I don't want regrets (I have enough of my own)

In each of these stories, the most interesting part was the action taken, not the words said. "I'm so sorry," is nice to hear, but only when it's the start of a sentence that ends in, "here's what we're going to do to fix this."

In the case of the "Mermaid-Themed Coffee Joint", the barista was empowered to speak on behalf of one of the world's largest coffee chains and offer recompense. In the case of the credit union, the MSR knew the exact steps that needed to be taken to make the problem disappear. In the case of the "Communist Batman's Sidekick's Hamburger Restaurant"... nothing really happened. A powerless person offered a set of shrugged shoulders and only delivered the last meager attempt at a remedy at the last possible moment. By then, damage done, and we were already sick of all the "I'm sorries." We just wanted to go.

In my talk about Trust at last year's Cuwacoo (That stands for CU Water Cooler Symposium), I discussed the levels of trust necessary to make a customer or member overlook a "fumble," accept it as part of any business relationship, and move on happily. It takes years to attain that level of trust and dozens of instances of consistent, convenient service to cement it. Never take that for granted.

The one last thing about "sorry" that really matters to me? Don't give me an insincere "sorry." If you don't really mean it, don't say it. If you don't have anything to show for it, don't say it. If you're using it to put the problem back on me ("I'm sorry if that upsets you" is one of the crummiest ways to sneak out of blame I've ever heard), don't say it.

"Sorry" isn't just something you say. It's also something you do.

Jimmy

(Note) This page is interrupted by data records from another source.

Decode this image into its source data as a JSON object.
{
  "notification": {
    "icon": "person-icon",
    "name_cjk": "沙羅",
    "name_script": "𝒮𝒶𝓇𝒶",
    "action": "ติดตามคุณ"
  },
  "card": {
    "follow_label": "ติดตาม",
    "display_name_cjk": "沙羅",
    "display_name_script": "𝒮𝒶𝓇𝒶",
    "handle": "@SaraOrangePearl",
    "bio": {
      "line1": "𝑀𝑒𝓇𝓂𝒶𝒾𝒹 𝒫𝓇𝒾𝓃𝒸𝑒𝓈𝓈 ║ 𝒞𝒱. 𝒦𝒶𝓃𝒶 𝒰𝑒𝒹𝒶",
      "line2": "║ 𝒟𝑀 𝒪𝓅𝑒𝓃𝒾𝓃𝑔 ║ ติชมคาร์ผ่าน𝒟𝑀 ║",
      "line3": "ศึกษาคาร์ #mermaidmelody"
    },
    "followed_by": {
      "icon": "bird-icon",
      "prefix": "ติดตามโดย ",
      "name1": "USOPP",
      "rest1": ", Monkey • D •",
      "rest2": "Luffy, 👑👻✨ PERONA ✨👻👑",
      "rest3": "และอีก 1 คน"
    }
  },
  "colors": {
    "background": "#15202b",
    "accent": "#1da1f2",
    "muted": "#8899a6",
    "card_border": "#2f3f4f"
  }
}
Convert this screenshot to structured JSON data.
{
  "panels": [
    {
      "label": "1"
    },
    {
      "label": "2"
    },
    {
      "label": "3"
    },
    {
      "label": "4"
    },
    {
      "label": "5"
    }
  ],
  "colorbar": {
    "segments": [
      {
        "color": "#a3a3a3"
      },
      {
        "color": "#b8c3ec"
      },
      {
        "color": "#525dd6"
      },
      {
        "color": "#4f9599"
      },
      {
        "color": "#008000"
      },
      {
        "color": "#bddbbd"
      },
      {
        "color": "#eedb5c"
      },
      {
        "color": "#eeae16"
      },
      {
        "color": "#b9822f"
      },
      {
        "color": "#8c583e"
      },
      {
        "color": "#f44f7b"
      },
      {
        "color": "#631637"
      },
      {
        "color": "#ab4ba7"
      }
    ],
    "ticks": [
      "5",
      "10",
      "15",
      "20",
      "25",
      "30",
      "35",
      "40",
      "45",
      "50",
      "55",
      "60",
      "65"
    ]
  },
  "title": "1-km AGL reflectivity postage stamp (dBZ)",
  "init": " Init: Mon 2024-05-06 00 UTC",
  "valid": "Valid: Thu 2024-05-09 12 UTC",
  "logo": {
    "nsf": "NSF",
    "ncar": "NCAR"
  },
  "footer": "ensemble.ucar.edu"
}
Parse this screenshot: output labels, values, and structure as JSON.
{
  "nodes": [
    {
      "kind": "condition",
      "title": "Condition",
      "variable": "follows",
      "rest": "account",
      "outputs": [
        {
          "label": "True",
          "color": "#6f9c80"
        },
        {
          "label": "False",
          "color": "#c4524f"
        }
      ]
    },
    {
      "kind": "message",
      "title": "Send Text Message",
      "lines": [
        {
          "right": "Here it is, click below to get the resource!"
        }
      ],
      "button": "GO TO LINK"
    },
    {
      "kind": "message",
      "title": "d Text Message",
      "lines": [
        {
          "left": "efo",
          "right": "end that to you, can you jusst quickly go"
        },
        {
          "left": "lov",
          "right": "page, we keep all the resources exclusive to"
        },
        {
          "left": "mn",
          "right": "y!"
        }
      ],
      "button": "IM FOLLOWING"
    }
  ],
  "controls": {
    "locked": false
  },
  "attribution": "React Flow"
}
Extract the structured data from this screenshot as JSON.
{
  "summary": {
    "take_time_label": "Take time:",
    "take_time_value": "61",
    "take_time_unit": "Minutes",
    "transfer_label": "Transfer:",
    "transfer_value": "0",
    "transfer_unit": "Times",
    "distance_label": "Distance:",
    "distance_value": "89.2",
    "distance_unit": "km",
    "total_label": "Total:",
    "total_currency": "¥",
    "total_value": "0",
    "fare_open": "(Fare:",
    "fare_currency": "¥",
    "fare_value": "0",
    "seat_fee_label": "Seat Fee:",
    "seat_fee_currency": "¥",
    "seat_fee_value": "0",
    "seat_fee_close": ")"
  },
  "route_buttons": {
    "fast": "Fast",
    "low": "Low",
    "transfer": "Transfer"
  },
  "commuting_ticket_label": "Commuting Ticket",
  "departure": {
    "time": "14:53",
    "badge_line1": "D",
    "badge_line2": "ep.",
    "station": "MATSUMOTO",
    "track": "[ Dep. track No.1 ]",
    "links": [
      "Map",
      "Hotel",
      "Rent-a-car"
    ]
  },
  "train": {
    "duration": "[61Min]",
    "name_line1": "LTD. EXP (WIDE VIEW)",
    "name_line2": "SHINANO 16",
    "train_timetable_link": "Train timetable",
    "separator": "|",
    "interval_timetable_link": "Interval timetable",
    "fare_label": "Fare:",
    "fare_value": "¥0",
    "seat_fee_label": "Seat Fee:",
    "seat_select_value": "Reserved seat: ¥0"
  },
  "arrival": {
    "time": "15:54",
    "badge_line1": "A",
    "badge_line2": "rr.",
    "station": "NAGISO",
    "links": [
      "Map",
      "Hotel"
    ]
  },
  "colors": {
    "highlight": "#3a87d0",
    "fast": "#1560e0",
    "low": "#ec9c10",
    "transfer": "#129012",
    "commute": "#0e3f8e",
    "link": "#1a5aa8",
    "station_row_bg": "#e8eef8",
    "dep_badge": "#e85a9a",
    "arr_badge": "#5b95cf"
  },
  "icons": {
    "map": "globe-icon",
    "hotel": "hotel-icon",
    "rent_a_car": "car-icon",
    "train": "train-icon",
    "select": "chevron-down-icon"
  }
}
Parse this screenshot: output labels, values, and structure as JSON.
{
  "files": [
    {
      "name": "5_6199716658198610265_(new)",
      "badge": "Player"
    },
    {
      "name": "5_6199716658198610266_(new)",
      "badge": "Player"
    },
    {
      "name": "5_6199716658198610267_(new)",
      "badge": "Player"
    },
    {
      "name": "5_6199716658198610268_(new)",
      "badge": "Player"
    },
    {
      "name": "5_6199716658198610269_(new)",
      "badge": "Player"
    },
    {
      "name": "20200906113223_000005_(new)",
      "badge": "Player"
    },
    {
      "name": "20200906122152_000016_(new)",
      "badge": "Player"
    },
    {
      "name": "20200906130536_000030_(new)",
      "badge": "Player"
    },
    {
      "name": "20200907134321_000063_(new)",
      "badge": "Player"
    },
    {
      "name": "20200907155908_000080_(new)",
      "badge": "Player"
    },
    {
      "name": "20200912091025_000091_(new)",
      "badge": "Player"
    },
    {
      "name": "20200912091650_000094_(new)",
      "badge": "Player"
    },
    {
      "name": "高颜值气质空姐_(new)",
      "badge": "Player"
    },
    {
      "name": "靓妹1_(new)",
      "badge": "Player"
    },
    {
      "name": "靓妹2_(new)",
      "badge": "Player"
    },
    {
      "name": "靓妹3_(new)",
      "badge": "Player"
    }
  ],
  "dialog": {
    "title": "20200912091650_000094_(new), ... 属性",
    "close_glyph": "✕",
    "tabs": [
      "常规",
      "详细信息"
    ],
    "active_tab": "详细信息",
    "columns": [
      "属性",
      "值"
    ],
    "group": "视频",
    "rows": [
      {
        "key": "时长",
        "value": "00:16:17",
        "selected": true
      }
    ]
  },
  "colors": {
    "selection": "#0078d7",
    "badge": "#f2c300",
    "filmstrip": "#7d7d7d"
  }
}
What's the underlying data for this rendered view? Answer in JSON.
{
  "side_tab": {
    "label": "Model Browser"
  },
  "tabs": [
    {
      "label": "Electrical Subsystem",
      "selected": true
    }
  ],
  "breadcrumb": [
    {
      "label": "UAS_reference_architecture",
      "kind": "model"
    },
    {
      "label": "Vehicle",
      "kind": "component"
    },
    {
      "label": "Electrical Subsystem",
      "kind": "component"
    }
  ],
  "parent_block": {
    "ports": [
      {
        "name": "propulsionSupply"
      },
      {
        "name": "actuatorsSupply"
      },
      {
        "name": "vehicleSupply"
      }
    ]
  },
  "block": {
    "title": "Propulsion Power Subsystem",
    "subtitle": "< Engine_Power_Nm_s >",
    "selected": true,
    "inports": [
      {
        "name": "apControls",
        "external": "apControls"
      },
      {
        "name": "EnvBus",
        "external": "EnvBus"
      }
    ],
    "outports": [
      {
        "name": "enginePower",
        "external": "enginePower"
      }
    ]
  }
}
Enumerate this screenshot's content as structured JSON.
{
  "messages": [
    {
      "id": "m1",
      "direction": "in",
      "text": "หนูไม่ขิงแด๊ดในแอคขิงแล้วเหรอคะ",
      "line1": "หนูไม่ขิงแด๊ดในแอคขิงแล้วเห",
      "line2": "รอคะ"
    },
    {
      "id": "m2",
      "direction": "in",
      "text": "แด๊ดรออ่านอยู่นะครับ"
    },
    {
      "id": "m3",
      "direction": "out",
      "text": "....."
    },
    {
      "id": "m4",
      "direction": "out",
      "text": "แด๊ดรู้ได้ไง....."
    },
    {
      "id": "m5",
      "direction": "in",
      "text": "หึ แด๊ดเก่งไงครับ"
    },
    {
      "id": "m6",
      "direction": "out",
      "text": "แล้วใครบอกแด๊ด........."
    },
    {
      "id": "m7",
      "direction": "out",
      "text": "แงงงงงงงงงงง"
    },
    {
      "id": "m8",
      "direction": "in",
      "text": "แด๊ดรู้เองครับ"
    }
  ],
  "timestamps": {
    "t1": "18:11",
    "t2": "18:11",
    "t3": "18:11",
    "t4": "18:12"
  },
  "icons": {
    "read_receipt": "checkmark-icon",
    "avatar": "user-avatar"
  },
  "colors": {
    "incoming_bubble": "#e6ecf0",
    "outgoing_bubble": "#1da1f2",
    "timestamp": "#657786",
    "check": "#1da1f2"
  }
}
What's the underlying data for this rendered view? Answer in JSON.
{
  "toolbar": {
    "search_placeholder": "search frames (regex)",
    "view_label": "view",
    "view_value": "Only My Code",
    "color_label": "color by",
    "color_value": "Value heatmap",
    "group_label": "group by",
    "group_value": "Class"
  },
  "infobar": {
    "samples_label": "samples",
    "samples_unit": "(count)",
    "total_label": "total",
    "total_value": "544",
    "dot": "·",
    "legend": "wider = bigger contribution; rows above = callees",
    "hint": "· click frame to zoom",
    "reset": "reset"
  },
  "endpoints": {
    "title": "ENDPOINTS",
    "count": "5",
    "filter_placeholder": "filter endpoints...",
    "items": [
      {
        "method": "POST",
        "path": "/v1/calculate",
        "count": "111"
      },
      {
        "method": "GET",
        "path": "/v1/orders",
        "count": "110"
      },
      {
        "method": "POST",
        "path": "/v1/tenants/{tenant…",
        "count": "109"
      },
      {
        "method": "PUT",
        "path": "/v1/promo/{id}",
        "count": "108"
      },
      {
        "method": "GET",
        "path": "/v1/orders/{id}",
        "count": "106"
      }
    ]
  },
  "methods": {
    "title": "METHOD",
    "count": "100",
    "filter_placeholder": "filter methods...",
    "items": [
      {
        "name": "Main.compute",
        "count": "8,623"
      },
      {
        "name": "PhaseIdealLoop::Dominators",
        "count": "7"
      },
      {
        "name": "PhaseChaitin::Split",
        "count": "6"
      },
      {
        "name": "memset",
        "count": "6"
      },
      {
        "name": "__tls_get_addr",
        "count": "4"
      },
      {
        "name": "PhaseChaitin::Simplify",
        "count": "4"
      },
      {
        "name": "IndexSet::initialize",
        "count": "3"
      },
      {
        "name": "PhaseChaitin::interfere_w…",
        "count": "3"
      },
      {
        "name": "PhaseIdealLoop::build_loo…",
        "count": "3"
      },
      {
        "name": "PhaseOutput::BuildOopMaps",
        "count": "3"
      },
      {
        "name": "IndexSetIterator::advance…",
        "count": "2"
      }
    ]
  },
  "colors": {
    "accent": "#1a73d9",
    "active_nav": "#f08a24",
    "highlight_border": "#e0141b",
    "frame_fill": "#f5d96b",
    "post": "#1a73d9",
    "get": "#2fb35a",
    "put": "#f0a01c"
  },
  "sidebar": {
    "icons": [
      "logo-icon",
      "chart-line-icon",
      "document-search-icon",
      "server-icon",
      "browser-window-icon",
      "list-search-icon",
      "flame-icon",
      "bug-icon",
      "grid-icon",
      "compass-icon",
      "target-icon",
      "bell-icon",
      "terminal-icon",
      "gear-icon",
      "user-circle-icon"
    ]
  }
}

Jimmy Marks was supposed to have this article to Tim on Tuesday. He's really very sorry and is sending Tim and the Currency crew a gift certificate to Tim Horton's for all the waiting they had to endure. See? Simple.

Posted on January 30, 2014 and filed under Author: Jimmy Marks, Feature Small.